*** Begin section ***

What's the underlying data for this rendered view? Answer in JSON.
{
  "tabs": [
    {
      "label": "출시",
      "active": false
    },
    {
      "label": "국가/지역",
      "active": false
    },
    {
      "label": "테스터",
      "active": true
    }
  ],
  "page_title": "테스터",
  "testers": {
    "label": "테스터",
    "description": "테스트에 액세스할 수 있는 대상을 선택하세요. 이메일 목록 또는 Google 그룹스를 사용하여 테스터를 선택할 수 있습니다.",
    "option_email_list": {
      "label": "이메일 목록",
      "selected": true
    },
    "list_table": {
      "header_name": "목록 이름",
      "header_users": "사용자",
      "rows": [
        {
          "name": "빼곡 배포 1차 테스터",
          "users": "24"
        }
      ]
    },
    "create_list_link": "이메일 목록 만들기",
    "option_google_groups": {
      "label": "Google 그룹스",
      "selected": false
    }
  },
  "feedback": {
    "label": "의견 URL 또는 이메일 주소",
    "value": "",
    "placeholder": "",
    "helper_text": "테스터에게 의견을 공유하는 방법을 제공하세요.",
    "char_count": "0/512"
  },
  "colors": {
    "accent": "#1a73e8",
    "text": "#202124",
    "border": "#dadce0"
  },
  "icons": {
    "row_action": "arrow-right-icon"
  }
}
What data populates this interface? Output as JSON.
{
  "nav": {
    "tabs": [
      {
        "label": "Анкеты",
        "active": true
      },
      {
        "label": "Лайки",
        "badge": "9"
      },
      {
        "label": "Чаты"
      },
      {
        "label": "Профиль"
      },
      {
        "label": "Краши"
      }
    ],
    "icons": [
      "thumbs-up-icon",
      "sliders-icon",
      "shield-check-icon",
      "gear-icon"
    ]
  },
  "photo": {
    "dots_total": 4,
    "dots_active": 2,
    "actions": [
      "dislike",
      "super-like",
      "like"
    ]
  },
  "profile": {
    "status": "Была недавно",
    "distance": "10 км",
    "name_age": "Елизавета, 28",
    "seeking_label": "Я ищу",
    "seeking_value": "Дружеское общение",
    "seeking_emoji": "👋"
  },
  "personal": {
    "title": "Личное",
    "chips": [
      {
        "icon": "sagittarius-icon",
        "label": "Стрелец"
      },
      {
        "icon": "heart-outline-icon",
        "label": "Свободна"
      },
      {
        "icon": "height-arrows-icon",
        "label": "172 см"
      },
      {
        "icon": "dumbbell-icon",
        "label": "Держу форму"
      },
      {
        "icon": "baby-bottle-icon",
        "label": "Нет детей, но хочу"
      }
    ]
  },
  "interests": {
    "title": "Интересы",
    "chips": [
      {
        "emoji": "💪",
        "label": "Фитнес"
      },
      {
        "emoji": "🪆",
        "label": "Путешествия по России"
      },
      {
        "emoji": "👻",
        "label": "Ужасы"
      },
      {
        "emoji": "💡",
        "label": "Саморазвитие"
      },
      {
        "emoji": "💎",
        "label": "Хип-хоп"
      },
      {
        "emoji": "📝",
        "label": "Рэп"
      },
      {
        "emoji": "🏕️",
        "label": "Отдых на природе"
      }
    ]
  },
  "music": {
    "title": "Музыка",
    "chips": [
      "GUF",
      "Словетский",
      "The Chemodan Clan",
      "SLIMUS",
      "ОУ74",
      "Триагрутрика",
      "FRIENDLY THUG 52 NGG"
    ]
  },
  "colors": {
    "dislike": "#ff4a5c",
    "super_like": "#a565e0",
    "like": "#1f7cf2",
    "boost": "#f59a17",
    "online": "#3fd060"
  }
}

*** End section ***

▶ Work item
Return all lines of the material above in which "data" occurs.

▶ Completed task
What's the underlying data for this rendered view? Answer in JSON.
What data populates this interface? Output as JSON.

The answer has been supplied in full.